-- DATASET EXTRACT follows --
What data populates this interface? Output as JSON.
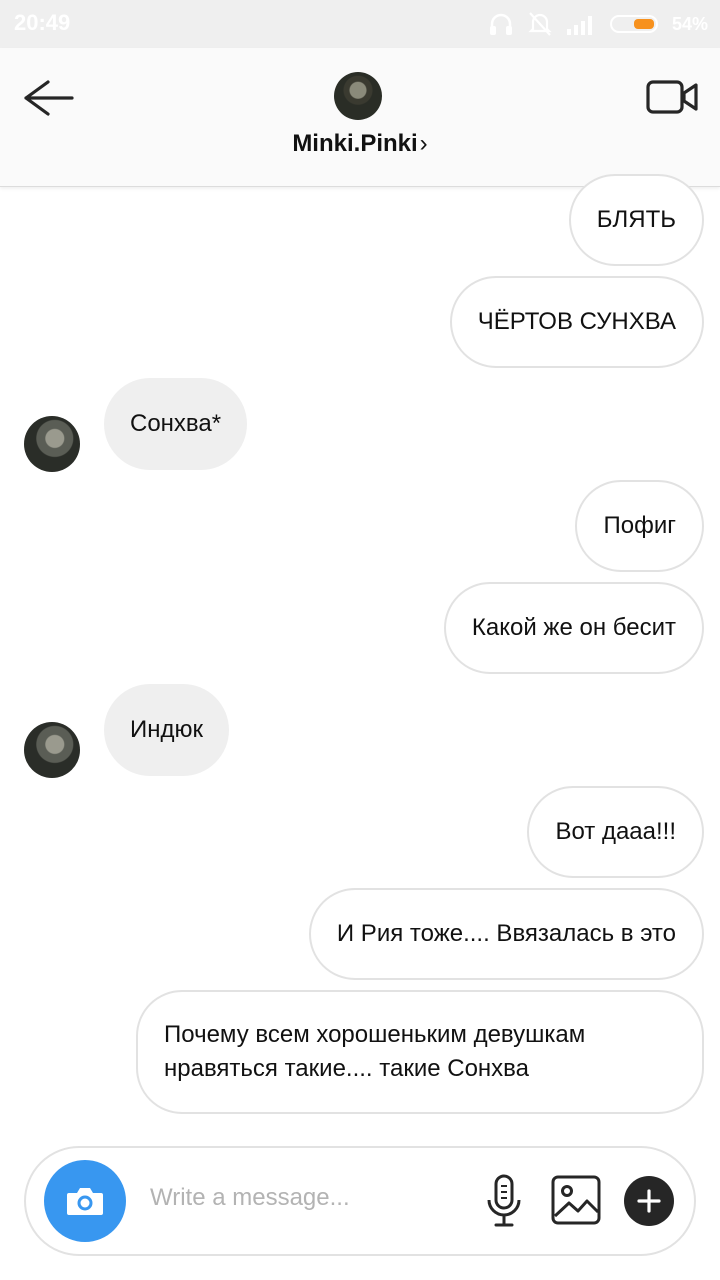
{
  "status_bar": {
    "time": "20:49",
    "battery_percent": "54%",
    "battery_level": 0.54,
    "icons": [
      "headphones-icon",
      "mute-bell-icon",
      "signal-icon",
      "battery-icon"
    ]
  },
  "header": {
    "username": "Minki.Pinki",
    "chevron": "›"
  },
  "messages": [
    {
      "direction": "outgoing",
      "text": "БЛЯТЬ"
    },
    {
      "direction": "outgoing",
      "text": "ЧЁРТОВ СУНХВА"
    },
    {
      "direction": "incoming",
      "text": "Сонхва*"
    },
    {
      "direction": "outgoing",
      "text": "Пофиг"
    },
    {
      "direction": "outgoing",
      "text": "Какой же он бесит"
    },
    {
      "direction": "incoming",
      "text": "Индюк"
    },
    {
      "direction": "outgoing",
      "text": "Вот дааа!!!"
    },
    {
      "direction": "outgoing",
      "text": "И Рия тоже.... Ввязалась в это"
    },
    {
      "direction": "outgoing",
      "text": "Почему всем хорошеньким девушкам нравяться такие.... такие Сонхва"
    }
  ],
  "composer": {
    "placeholder": "Write a message..."
  },
  "colors": {
    "accent": "#3897f0",
    "incoming_bubble": "#efefef",
    "outgoing_border": "#e2e2e2",
    "battery": "#f7911d"
  }
}
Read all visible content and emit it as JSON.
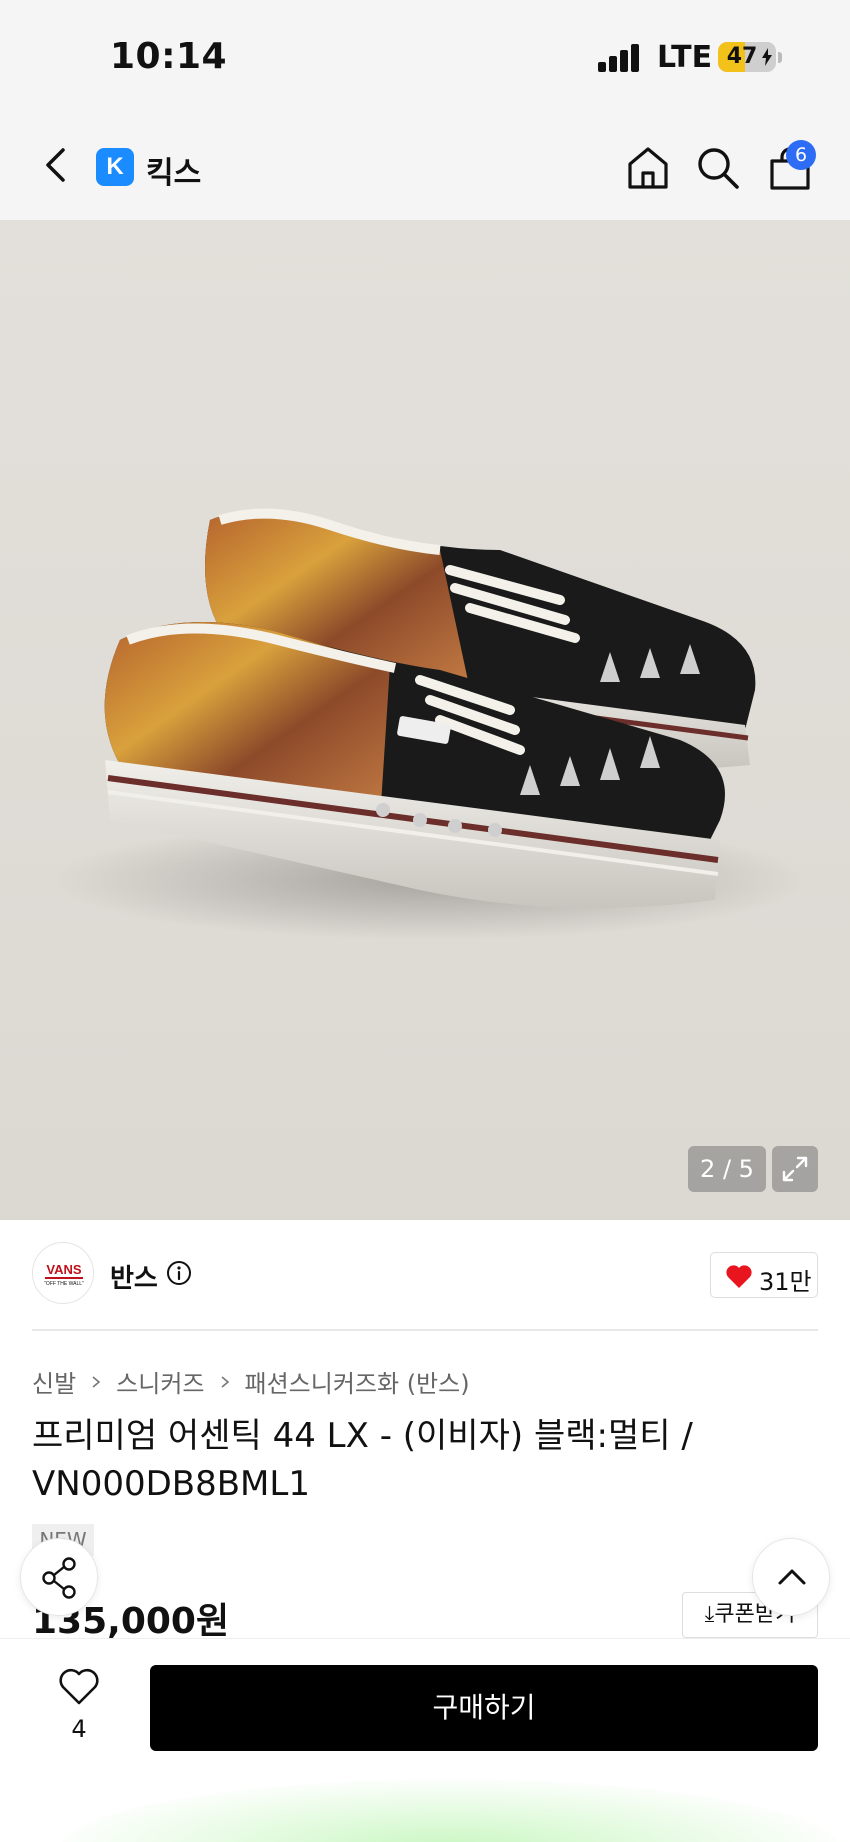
{
  "status_bar": {
    "time": "10:14",
    "network": "LTE",
    "battery_level": "47",
    "battery_percent": 47
  },
  "nav": {
    "brand_logo_letter": "K",
    "brand_name": "킥스",
    "cart_count": "6",
    "icons": [
      "chevron-left-icon",
      "home-icon",
      "search-icon",
      "shopping-bag-icon"
    ]
  },
  "hero": {
    "counter": "2 / 5"
  },
  "brand": {
    "logo_text": "VANS",
    "logo_subtext": "\"OFF THE WALL\"",
    "name": "반스",
    "likes": "31만"
  },
  "breadcrumb": [
    "신발",
    "스니커즈",
    "패션스니커즈화 (반스)"
  ],
  "product": {
    "title": "프리미엄 어센틱 44 LX - (이비자) 블랙:멀티 / VN000DB8BML1",
    "badge": "NEW",
    "price": "135,000원",
    "coupon_label": "쿠폰받기"
  },
  "bottom": {
    "wish_count": "4",
    "buy_label": "구매하기"
  },
  "colors": {
    "accent_blue": "#1a8cff",
    "badge_blue": "#2d6df6",
    "heart_red": "#e8141e",
    "buy_button": "#000000",
    "battery_yellow": "#f2c21a"
  }
}
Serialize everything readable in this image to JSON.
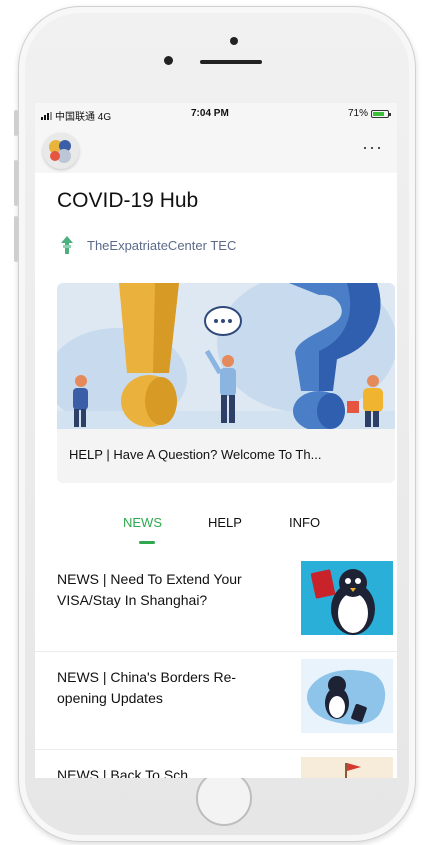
{
  "status_bar": {
    "carrier": "中国联通 4G",
    "time": "7:04 PM",
    "battery": "71%"
  },
  "app": {
    "more_label": "···"
  },
  "page": {
    "title": "COVID-19 Hub",
    "author": "TheExpatriateCenter TEC"
  },
  "featured": {
    "caption": "HELP | Have A Question? Welcome To Th..."
  },
  "tabs": [
    {
      "label": "NEWS"
    },
    {
      "label": "HELP"
    },
    {
      "label": "INFO"
    }
  ],
  "news": [
    {
      "title": "NEWS | Need To Extend Your VISA/Stay In Shanghai?"
    },
    {
      "title": "NEWS | China's Borders Re-opening Updates"
    },
    {
      "title": "NEWS | Back To Sch..."
    }
  ],
  "colors": {
    "accent": "#2fa84f",
    "scroll_indicator": "#3a9aa5"
  }
}
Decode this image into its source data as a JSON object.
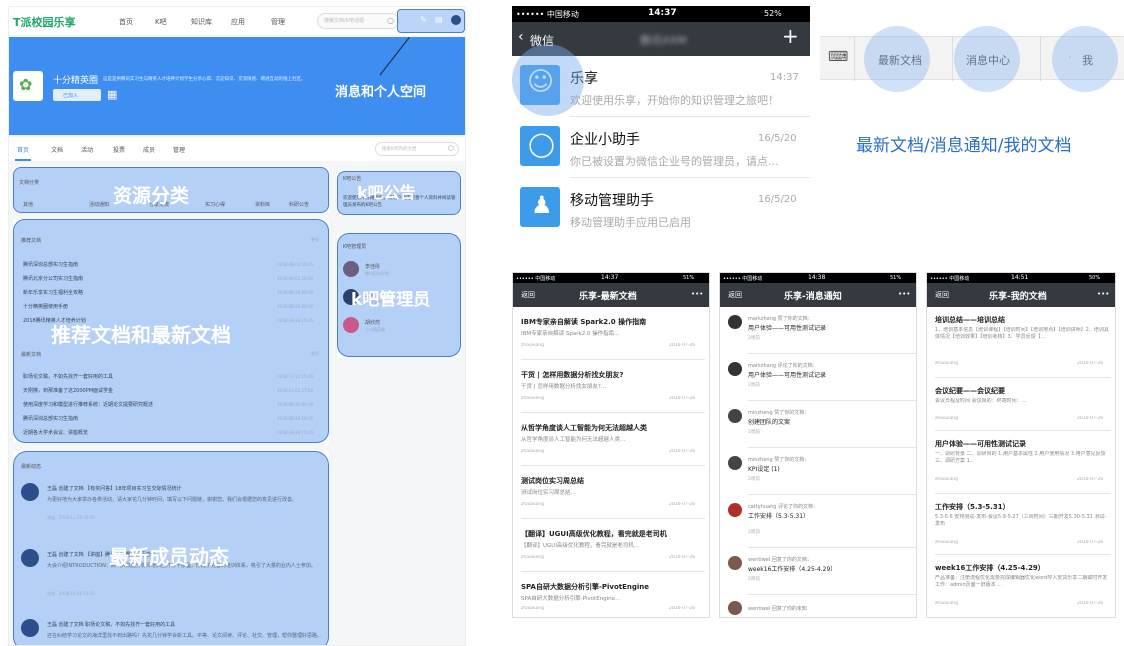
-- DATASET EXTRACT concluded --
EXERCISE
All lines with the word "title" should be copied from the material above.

SOLUTION FOR THIS EXERCISE
    "title": "프리미엄 어센틱 44 LX - (이비자) 블랙:멀티 / VN000DB8BML1",
    "title": "COVID-19 Hub",
      "title": "NEWS | Need To Extend Your VISA/Stay In Shanghai?"
      "title": "NEWS | China's Borders Re-opening Updates"
      "title": "NEWS | Back To Sch..."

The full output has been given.